Given entries below:

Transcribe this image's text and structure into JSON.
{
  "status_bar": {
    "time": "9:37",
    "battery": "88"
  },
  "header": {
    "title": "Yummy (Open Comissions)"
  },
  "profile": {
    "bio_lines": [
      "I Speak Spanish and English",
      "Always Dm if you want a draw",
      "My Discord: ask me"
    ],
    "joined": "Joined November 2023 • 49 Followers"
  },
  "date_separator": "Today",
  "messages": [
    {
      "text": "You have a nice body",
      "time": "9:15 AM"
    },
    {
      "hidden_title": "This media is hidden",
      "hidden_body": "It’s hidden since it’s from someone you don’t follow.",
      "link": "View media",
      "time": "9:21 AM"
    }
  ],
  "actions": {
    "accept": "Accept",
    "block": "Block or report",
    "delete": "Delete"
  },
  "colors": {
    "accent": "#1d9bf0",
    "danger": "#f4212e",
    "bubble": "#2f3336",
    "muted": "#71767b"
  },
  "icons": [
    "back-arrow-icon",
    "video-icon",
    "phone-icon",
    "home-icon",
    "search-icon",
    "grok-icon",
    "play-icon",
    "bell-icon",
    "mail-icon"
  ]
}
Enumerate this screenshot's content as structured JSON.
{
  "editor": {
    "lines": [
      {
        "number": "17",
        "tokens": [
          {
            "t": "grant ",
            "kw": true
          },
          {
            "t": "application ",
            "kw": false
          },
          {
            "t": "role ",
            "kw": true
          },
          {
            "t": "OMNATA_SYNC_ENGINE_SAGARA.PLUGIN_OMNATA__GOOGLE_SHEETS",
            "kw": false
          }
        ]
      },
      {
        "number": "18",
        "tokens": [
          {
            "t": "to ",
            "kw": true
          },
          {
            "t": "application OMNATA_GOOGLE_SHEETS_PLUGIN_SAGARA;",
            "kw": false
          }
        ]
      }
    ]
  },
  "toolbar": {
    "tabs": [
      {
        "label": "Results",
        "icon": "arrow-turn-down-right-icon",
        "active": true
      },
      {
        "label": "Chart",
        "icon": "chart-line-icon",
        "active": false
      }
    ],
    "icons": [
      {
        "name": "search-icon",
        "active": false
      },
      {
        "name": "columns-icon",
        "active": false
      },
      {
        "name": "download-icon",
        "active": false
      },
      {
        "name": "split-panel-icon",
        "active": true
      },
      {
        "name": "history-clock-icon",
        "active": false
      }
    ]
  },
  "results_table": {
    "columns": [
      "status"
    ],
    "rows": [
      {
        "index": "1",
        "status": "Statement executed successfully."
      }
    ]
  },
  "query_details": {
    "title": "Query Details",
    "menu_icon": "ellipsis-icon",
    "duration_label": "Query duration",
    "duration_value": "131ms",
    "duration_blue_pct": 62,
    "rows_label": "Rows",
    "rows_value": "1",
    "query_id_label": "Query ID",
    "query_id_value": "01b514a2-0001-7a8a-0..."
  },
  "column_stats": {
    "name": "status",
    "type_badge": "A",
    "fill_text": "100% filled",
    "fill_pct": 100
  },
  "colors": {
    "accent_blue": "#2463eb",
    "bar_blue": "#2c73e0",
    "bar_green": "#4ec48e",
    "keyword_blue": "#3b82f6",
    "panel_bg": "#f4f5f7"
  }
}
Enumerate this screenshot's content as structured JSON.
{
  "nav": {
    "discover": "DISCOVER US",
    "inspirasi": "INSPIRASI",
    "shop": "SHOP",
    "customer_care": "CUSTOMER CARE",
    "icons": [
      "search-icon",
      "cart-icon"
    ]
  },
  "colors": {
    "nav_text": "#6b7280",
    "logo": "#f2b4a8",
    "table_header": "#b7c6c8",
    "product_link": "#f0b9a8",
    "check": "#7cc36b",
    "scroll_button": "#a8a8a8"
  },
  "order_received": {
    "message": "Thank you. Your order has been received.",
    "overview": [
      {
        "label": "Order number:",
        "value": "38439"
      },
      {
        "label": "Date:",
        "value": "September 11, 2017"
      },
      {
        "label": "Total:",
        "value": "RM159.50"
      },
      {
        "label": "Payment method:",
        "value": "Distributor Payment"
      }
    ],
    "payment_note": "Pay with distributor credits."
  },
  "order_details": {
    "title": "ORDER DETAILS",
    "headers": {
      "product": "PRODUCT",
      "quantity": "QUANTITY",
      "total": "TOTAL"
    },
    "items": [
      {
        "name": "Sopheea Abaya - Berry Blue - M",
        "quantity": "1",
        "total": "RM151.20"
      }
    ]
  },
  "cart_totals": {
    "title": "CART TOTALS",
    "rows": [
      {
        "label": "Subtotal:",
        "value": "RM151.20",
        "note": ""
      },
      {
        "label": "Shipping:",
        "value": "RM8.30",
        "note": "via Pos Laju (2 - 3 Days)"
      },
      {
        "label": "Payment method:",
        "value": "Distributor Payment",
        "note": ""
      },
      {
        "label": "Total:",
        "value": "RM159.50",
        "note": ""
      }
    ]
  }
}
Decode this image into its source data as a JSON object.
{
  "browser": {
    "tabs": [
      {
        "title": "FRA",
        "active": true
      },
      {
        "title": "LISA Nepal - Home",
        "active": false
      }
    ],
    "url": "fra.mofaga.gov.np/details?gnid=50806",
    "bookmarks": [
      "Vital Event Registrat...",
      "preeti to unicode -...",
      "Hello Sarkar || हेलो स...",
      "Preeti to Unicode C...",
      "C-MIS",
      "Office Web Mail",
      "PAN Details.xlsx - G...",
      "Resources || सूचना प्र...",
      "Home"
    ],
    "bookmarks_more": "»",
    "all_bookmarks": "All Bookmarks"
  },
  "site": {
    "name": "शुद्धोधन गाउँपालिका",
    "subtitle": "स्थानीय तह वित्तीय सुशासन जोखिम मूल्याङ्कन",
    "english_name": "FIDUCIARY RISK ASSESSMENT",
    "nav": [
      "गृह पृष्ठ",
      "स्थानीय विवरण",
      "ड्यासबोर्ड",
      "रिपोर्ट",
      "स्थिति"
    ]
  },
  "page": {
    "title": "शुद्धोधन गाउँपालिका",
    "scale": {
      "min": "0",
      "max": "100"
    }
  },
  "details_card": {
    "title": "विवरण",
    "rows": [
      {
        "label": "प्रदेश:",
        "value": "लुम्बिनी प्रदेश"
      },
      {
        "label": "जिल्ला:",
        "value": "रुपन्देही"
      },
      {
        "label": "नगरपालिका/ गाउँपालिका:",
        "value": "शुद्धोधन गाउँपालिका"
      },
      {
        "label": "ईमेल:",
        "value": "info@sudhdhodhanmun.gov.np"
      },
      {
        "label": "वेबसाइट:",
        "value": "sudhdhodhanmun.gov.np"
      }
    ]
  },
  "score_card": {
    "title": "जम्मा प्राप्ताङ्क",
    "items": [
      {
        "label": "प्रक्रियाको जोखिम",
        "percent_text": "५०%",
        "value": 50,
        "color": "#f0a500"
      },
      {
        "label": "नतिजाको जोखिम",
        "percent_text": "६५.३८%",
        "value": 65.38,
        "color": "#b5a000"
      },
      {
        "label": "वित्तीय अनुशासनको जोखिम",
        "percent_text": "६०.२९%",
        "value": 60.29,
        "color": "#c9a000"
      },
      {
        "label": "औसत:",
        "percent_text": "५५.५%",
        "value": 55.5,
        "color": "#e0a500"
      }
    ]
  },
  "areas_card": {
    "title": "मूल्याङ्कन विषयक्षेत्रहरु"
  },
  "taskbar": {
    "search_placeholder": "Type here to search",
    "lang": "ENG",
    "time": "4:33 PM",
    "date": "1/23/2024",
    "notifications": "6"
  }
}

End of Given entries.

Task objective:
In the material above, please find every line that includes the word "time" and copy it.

Response to this task:
    "time": "9:37",
      "time": "9:15 AM"
      "time": "9:21 AM"
    "time": "4:33 PM",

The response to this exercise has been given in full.